A Day in the Life of Brigadier General Thomas J. Wood
In early September 1863 as the Army of Tennessee and Army of the Cumberland began maneuvering for position, military protocol had been tested in the upper echelon of Major General William Rosecrans' Army.
The army's chief of staff, Brigadier General James A. Garfield had called upon the 21st Army Corps the night of September 6th to task the division of Thomas J. Wood to ride and feel for the enemy now in the vicinity of Lookout Mountain.
Within four hours Garfield had woken to two communications from the cavalry commander in the field one of which enclosed a cipher message for Washington City that Major General Thomas Crittenden would await further advice from them prior to starting General Wood's cavalry for this purpose. The terse response to this was a repeat of the original order to corps headquarters; "…The commanding general directs you to order General Wood to make a reconnaissance in force, as was intended by the order sent through General Garfield." Army headquarters did not seem impressed by a staff officer doing General Crittenden's bidding, nor going around the commanding officer to do so.
General Wood had considered the reconnaissance mad. There was too much room for the enemy to cut his withdrawal off. He wrote to corps headquarters calling it a "blind obedience to orders" even after being provided the affirmation that army headquarters had continued to approve of the decision having had receipt of his two messages the night before. It became a classic case of neglect, appearing as if he would not accept such orders without the express approval of Major General Rosecrans himself.
The reconnaissance force had found itself now inside a wide valley that threatened its column from both front and rear. If the effort of moving to the base of Lookout Mountain was going to work, Wood was convinced he needed the infantry division of Major General John M. Palmer to cover the rear area.

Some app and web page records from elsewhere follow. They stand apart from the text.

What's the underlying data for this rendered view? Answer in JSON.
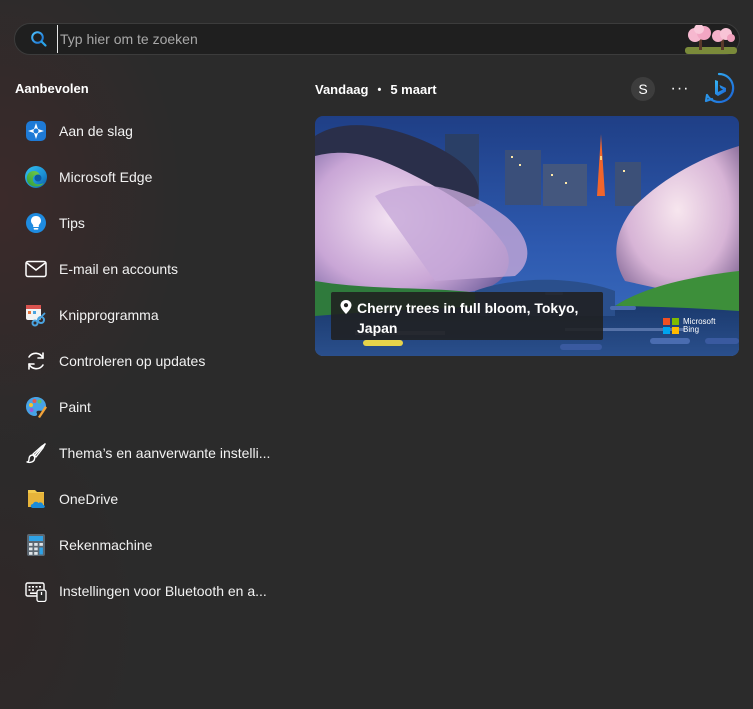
{
  "search": {
    "placeholder": "Typ hier om te zoeken"
  },
  "recommended": {
    "title": "Aanbevolen",
    "items": [
      {
        "label": "Aan de slag",
        "icon": "get-started-icon"
      },
      {
        "label": "Microsoft Edge",
        "icon": "edge-icon"
      },
      {
        "label": "Tips",
        "icon": "tips-icon"
      },
      {
        "label": "E-mail en accounts",
        "icon": "mail-icon"
      },
      {
        "label": "Knipprogramma",
        "icon": "snipping-tool-icon"
      },
      {
        "label": "Controleren op updates",
        "icon": "refresh-icon"
      },
      {
        "label": "Paint",
        "icon": "paint-icon"
      },
      {
        "label": "Thema’s en aanverwante instelli...",
        "icon": "brush-icon"
      },
      {
        "label": "OneDrive",
        "icon": "onedrive-icon"
      },
      {
        "label": "Rekenmachine",
        "icon": "calculator-icon"
      },
      {
        "label": "Instellingen voor Bluetooth en a...",
        "icon": "bluetooth-settings-icon"
      }
    ]
  },
  "today": {
    "label": "Vandaag",
    "separator": "•",
    "date": "5 maart"
  },
  "account": {
    "initial": "S"
  },
  "more": {
    "label": "···"
  },
  "picture": {
    "caption": "Cherry trees in full bloom, Tokyo, Japan",
    "brand_line1": "Microsoft",
    "brand_line2": "Bing"
  },
  "colors": {
    "background": "#2b2b2b",
    "search_bg": "#1f1f1f",
    "accent_blue": "#1a8cd8"
  }
}
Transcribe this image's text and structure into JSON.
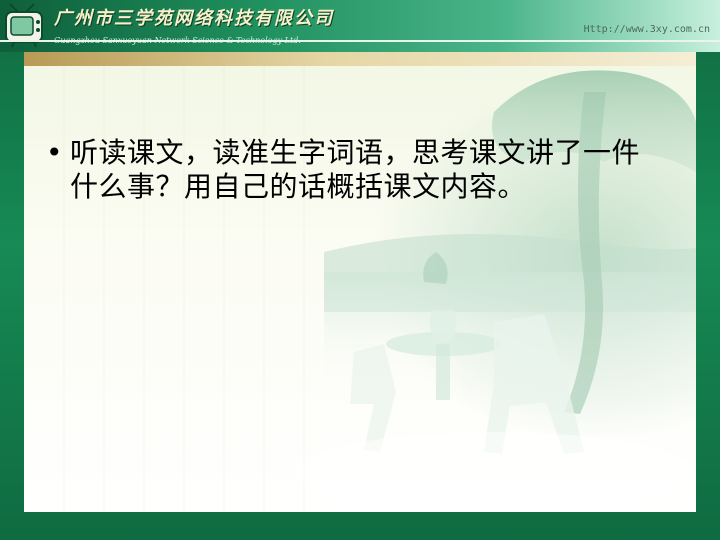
{
  "header": {
    "company_name_cn": "广州市三学苑网络科技有限公司",
    "company_name_en": "Guangzhou Sanxueyuan Network Science & Technology Ltd.",
    "url": "Http://www.3xy.com.cn",
    "logo_icon": "tv-logo-icon"
  },
  "slide": {
    "bullet_symbol": "•",
    "bullet_text": "听读课文，读准生字词语，思考课文讲了一件什么事？用自己的话概括课文内容。"
  },
  "colors": {
    "frame_green": "#157a4b",
    "title_text": "#f8f0c8",
    "body_text": "#000000"
  }
}
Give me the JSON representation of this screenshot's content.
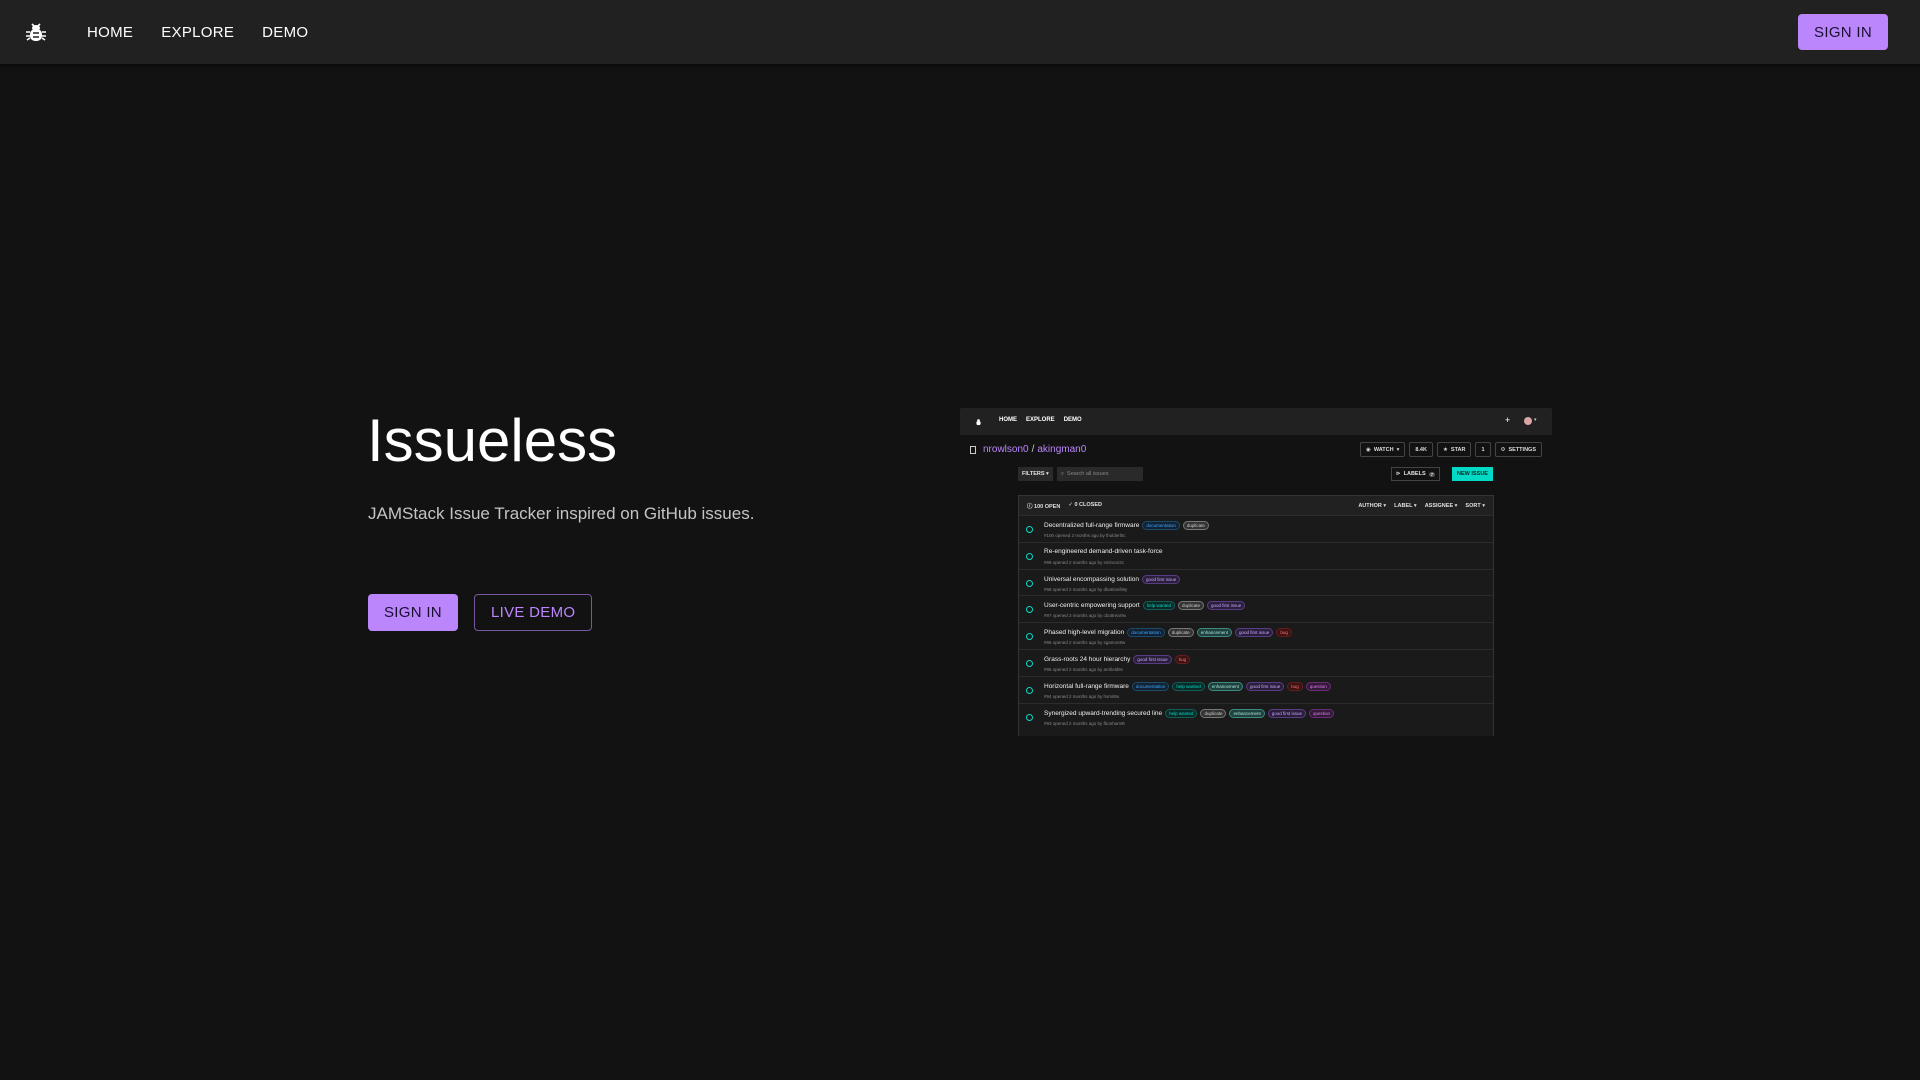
{
  "topbar": {
    "logo_icon": "bug-icon",
    "nav": [
      {
        "label": "HOME"
      },
      {
        "label": "EXPLORE"
      },
      {
        "label": "DEMO"
      }
    ],
    "signin_label": "SIGN IN",
    "accent": "#bb86fc"
  },
  "hero": {
    "title": "Issueless",
    "subtitle": "JAMStack Issue Tracker inspired on GitHub issues.",
    "signin_label": "SIGN IN",
    "demo_label": "LIVE DEMO"
  },
  "preview": {
    "nav": [
      "HOME",
      "EXPLORE",
      "DEMO"
    ],
    "owner": "nrowlson0",
    "separator": "/",
    "repo": "akingman0",
    "watch_label": "WATCH",
    "watch_count": "8.4K",
    "star_label": "STAR",
    "star_count": "1",
    "settings_label": "SETTINGS",
    "filters_label": "FILTERS",
    "search_placeholder": "Search all issues",
    "labels_label": "LABELS",
    "labels_count": "7",
    "new_issue_label": "NEW ISSUE",
    "open_label": "100 OPEN",
    "closed_label": "0 CLOSED",
    "sort_labels": [
      "AUTHOR",
      "LABEL",
      "ASSIGNEE",
      "SORT"
    ],
    "issues": [
      {
        "title": "Decentralized full-range firmware",
        "meta": "#100 opened 2 months ago by tholderl0c",
        "labels": [
          "documentation",
          "duplicate"
        ]
      },
      {
        "title": "Re-engineered demand-driven task-force",
        "meta": "#99 opened 2 months ago by smincar2c",
        "labels": []
      },
      {
        "title": "Universal encompassing solution",
        "meta": "#98 opened 2 months ago by dbottinelli9y",
        "labels": [
          "good first issue"
        ]
      },
      {
        "title": "User-centric empowering support",
        "meta": "#97 opened 2 months ago by cbottrear9x",
        "labels": [
          "help wanted",
          "duplicate",
          "good first issue"
        ]
      },
      {
        "title": "Phased high-level migration",
        "meta": "#96 opened 2 months ago by sgamon9w",
        "labels": [
          "documentation",
          "duplicate",
          "enhancement",
          "good first issue",
          "bug"
        ]
      },
      {
        "title": "Grass-roots 24 hour hierarchy",
        "meta": "#95 opened 2 months ago by arnfield9v",
        "labels": [
          "good first issue",
          "bug"
        ]
      },
      {
        "title": "Horizontal full-range firmware",
        "meta": "#94 opened 2 months ago by hsmit9u",
        "labels": [
          "documentation",
          "help wanted",
          "enhancement",
          "good first issue",
          "bug",
          "question"
        ]
      },
      {
        "title": "Synergized upward-trending secured line",
        "meta": "#93 opened 2 months ago by fbonham9t",
        "labels": [
          "help wanted",
          "duplicate",
          "enhancement",
          "good first issue",
          "question"
        ]
      }
    ]
  }
}
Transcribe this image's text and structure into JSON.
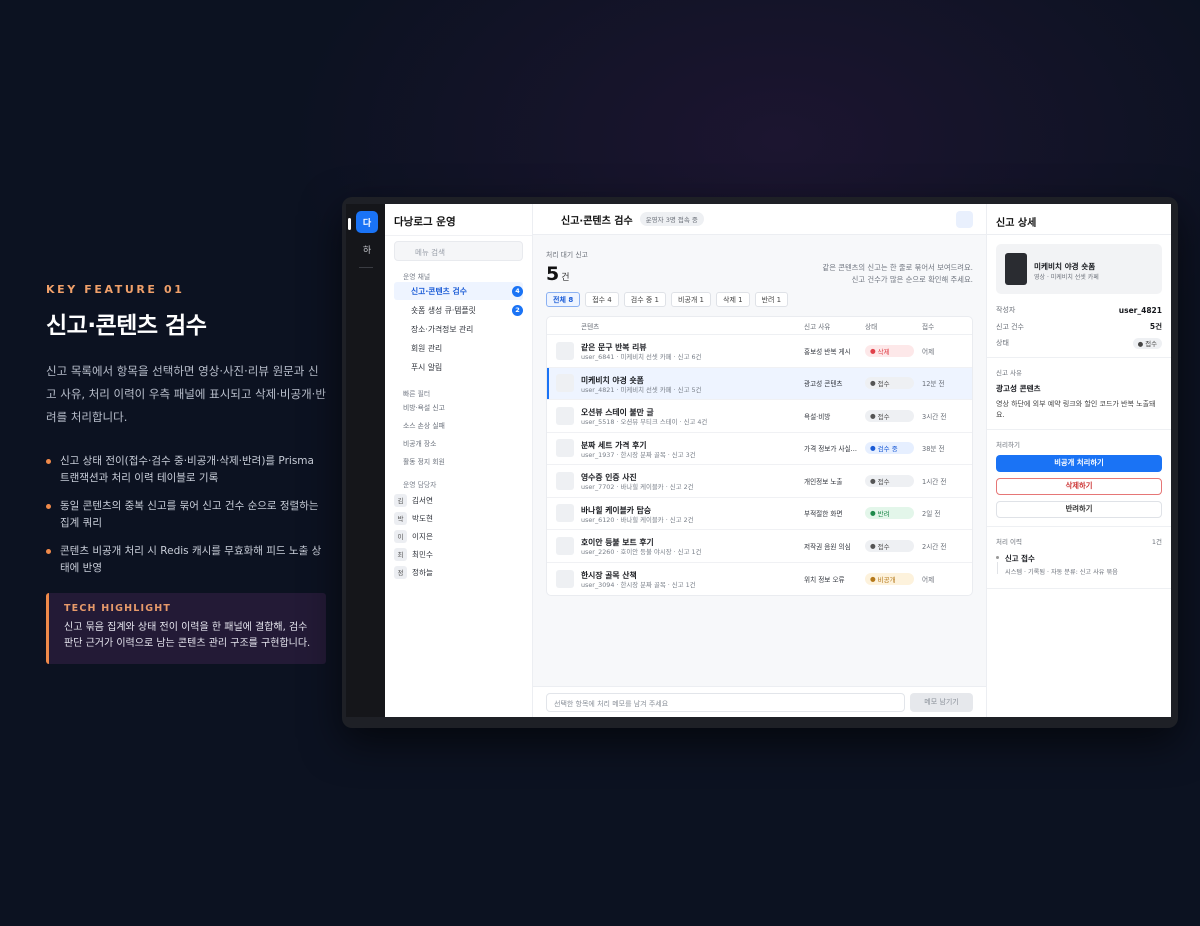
{
  "presentation": {
    "kicker": "KEY FEATURE 01",
    "title": "신고·콘텐츠 검수",
    "description": "신고 목록에서 항목을 선택하면 영상·사진·리뷰 원문과 신고 사유, 처리 이력이 우측 패널에 표시되고 삭제·비공개·반려를 처리합니다.",
    "bullets": [
      "신고 상태 전이(접수·검수 중·비공개·삭제·반려)를 Prisma 트랜잭션과 처리 이력 테이블로 기록",
      "동일 콘텐츠의 중복 신고를 묶어 신고 건수 순으로 정렬하는 집계 쿼리",
      "콘텐츠 비공개 처리 시 Redis 캐시를 무효화해 피드 노출 상태에 반영"
    ],
    "tech_title": "TECH HIGHLIGHT",
    "tech_desc": "신고 묶음 집계와 상태 전이 이력을 한 패널에 결합해, 검수 판단 근거가 이력으로 남는 콘텐츠 관리 구조를 구현합니다."
  },
  "rail": {
    "primary": "다",
    "secondary": "하"
  },
  "sidebar": {
    "brand": "다낭로그 운영",
    "search_placeholder": "메뉴 검색",
    "section_ops": "운영 채널",
    "items": [
      {
        "label": "신고·콘텐츠 검수",
        "badge": "4"
      },
      {
        "label": "숏폼 생성 큐·템플릿",
        "badge": "2"
      },
      {
        "label": "장소·가격정보 관리",
        "badge": ""
      },
      {
        "label": "회원 관리",
        "badge": ""
      },
      {
        "label": "푸시 알림",
        "badge": ""
      }
    ],
    "section_filter": "빠른 필터",
    "filters": [
      "비방·욕설 신고",
      "소스 손상 실패",
      "비공개 장소",
      "활동 정지 회원"
    ],
    "section_owner": "운영 담당자",
    "owners": [
      {
        "initial": "김",
        "name": "김서연"
      },
      {
        "initial": "박",
        "name": "박도현"
      },
      {
        "initial": "이",
        "name": "이지은"
      },
      {
        "initial": "최",
        "name": "최민수"
      },
      {
        "initial": "정",
        "name": "정하늘"
      }
    ]
  },
  "main": {
    "title": "신고·콘텐츠 검수",
    "chip": "운영자 3명 접속 중",
    "queue_label": "처리 대기 신고",
    "queue_count": "5",
    "queue_unit": "건",
    "note_line1": "같은 콘텐츠의 신고는 한 줄로 묶어서 보여드려요.",
    "note_line2": "신고 건수가 많은 순으로 확인해 주세요.",
    "tabs": [
      "전체 8",
      "접수 4",
      "검수 중 1",
      "비공개 1",
      "삭제 1",
      "반려 1"
    ],
    "columns": {
      "content": "콘텐츠",
      "reason": "신고 사유",
      "status": "상태",
      "time": "접수"
    },
    "rows": [
      {
        "title": "같은 문구 반복 리뷰",
        "sub": "user_6841 · 미케비치 선셋 카페 · 신고 6건",
        "reason": "홍보성 반복 게시",
        "status": "삭제",
        "status_color": "#e0414a",
        "status_bg": "#fde8e9",
        "time": "어제"
      },
      {
        "title": "미케비치 야경 숏폼",
        "sub": "user_4821 · 미케비치 선셋 카페 · 신고 5건",
        "reason": "광고성 콘텐츠",
        "status": "접수",
        "status_color": "#555555",
        "status_bg": "#eef0f3",
        "time": "12분 전"
      },
      {
        "title": "오션뷰 스테이 불만 글",
        "sub": "user_5518 · 오션뷰 부티크 스테이 · 신고 4건",
        "reason": "욕설·비방",
        "status": "접수",
        "status_color": "#555555",
        "status_bg": "#eef0f3",
        "time": "3시간 전"
      },
      {
        "title": "분짜 세트 가격 후기",
        "sub": "user_1937 · 한시장 분짜 골목 · 신고 3건",
        "reason": "가격 정보가 사실...",
        "status": "검수 중",
        "status_color": "#1a5bd6",
        "status_bg": "#e6efff",
        "time": "38분 전"
      },
      {
        "title": "영수증 인증 사진",
        "sub": "user_7702 · 바나힐 케이블카 · 신고 2건",
        "reason": "개인정보 노출",
        "status": "접수",
        "status_color": "#555555",
        "status_bg": "#eef0f3",
        "time": "1시간 전"
      },
      {
        "title": "바나힐 케이블카 탑승",
        "sub": "user_6120 · 바나힐 케이블카 · 신고 2건",
        "reason": "부적절한 화면",
        "status": "반려",
        "status_color": "#1f8a4c",
        "status_bg": "#e3f6ea",
        "time": "2일 전"
      },
      {
        "title": "호이안 등불 보트 후기",
        "sub": "user_2260 · 호이안 등불 야시장 · 신고 1건",
        "reason": "저작권 음원 의심",
        "status": "접수",
        "status_color": "#555555",
        "status_bg": "#eef0f3",
        "time": "2시간 전"
      },
      {
        "title": "한시장 골목 산책",
        "sub": "user_3094 · 한시장 분짜 골목 · 신고 1건",
        "reason": "위치 정보 오류",
        "status": "비공개",
        "status_color": "#b5791a",
        "status_bg": "#fdf2dc",
        "time": "어제"
      }
    ],
    "memo_placeholder": "선택한 항목에 처리 메모를 남겨 주세요",
    "memo_button": "메모 남기기"
  },
  "detail": {
    "title": "신고 상세",
    "card_title": "미케비치 야경 숏폼",
    "card_sub": "영상 · 미케비치 선셋 카페",
    "author_label": "작성자",
    "author": "user_4821",
    "count_label": "신고 건수",
    "count": "5건",
    "status_label": "상태",
    "status": "● 접수",
    "reason_label": "신고 사유",
    "reason_title": "광고성 콘텐츠",
    "reason_text": "영상 하단에 외부 예약 링크와 할인 코드가 반복 노출돼요.",
    "action_label": "처리하기",
    "btn_private": "비공개 처리하기",
    "btn_delete": "삭제하기",
    "btn_reject": "반려하기",
    "history_label": "처리 이력",
    "history_count": "1건",
    "history_title": "신고 접수",
    "history_sub": "시스템 · 기록됨 · 자동 분류: 신고 사유 묶음"
  }
}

He expressed to Captain Percival Oldershaw of Crittenden's staff his disbelief in the foolishness of Rosecrans' order without providing him that contingency.
Before day's end General Wood attempted to personally explain his disrespectful comments to the chief of staff himself and further convince him that he executed his orders with the utmost speed that safety to his command would allow. He maintained that any changes in position his cavalry made during the reconnaissance was done under conditions that General Crittenden would not have been aware of and with no time to explain, the cavalry should have been allowed the latitude to do so.
Prior to the move of any further troops to the aid of Wood, Crittenden sent forward two staff officers to report the road from his headquarters to the deployed cavalry force in the event General Rosecrans wanted to move Palmer's infantry in support. In the end, however, 21st Corps maintained General Woods' neglect to duty. Considering him lucky, General Crittenden had not pressed charges against his subordinate, and he had gotten away with the simple disappointment of the commanding general's "mission unaccomplished".
Editors Note: Mr.Moran is a feature writer on the US-Civilwar.com writers staff. He may be contacted with your questions, ideas and requests at email@example.com